Recorded: May 11, 1984
Robert Noyce is credited with Jack Kilby for the invention of the integrated circuit and co-founded both Fairchild Semiconductor and Intel.
In this 1984 lecture, Robert Noyce reviews the development of the integrated circuit from its infancy in the 1950s to the early-1980s as well as its impact on technology and society. Noyce discusses the innovations in transistors that lead to the creation of the integrated circuit. Next, Robert Noyce talks about the technical challenges of building increasingly more compact and more powerful semiconductors as well as the overall effects of Moore's Law. Finally, Noyce looks ahead to the future of semiconductor development that was uncertain at the time of this lecture, but is now in our past.

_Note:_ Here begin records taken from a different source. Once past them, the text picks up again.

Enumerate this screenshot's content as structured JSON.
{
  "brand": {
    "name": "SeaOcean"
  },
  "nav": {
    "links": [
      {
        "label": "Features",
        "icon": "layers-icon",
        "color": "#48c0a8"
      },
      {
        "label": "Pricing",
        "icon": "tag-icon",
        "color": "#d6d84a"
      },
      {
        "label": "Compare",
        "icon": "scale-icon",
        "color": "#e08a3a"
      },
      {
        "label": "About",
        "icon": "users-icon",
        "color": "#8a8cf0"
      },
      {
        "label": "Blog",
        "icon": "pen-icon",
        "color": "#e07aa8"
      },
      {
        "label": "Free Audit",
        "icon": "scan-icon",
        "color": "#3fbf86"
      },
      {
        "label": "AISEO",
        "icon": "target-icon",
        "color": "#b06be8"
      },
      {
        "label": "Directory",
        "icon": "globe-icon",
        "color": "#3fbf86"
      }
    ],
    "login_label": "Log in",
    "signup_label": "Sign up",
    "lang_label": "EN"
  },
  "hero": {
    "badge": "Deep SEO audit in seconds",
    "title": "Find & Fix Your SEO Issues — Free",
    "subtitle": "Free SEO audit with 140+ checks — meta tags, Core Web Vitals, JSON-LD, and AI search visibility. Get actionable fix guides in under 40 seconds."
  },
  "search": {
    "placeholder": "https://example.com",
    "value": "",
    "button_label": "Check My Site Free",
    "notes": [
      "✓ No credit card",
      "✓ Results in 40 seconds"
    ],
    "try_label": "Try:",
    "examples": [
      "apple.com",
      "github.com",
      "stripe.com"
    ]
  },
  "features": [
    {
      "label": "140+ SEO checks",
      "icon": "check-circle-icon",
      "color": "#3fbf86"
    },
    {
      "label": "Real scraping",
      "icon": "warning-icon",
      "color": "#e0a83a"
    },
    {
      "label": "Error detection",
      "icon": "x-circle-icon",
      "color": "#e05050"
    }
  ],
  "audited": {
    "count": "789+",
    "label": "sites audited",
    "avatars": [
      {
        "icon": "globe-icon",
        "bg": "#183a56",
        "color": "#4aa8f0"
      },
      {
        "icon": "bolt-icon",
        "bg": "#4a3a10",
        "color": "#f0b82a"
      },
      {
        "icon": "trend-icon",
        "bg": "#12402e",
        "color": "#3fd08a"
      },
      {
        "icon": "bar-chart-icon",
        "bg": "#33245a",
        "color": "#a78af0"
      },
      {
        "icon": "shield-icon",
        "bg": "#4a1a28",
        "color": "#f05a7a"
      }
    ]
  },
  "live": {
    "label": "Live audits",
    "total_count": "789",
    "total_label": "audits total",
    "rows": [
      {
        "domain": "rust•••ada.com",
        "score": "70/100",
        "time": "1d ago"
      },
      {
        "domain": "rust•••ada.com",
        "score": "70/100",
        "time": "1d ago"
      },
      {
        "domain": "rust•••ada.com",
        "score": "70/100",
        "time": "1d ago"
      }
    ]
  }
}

Robert N. Noyce was born in Burlington, Iowa and grew up in Grinnell, Iowa. A physics major at Grinnell College, he graduated with a PhD in physics from Massachusetts Institute of Technology in 1953. William Shockley hired him from Philco Corporation to work at Shockley Semiconductor Laboratories in 1956. With eight other employees he left to found Fairchild Semiconductor Corporation in 1957. As general manager of the Fairchild semiconductor operation and a vice president of Fairchild Camera and Instrument, he presided over a decade of innovation in semiconductor technology including co-invention of the integrated circuit. In 1968 Noyce co-founded Intel Corporation with Gordon Moore where he served as President until 1975 when he became Chairman of the Board. He spent much of his later career working to improve the international competitiveness of American industry, including founding and later becoming chairman of the Semiconductor Industry Association. In 1988 Noyce took charge of Sematech, a consortium of semiconductor manufacturers working together and with the United States government. He held 16 patents on semiconductor methods, devices, and structures and numerous awards and honors including the National Medal of Science.
Catalog Number: 102703196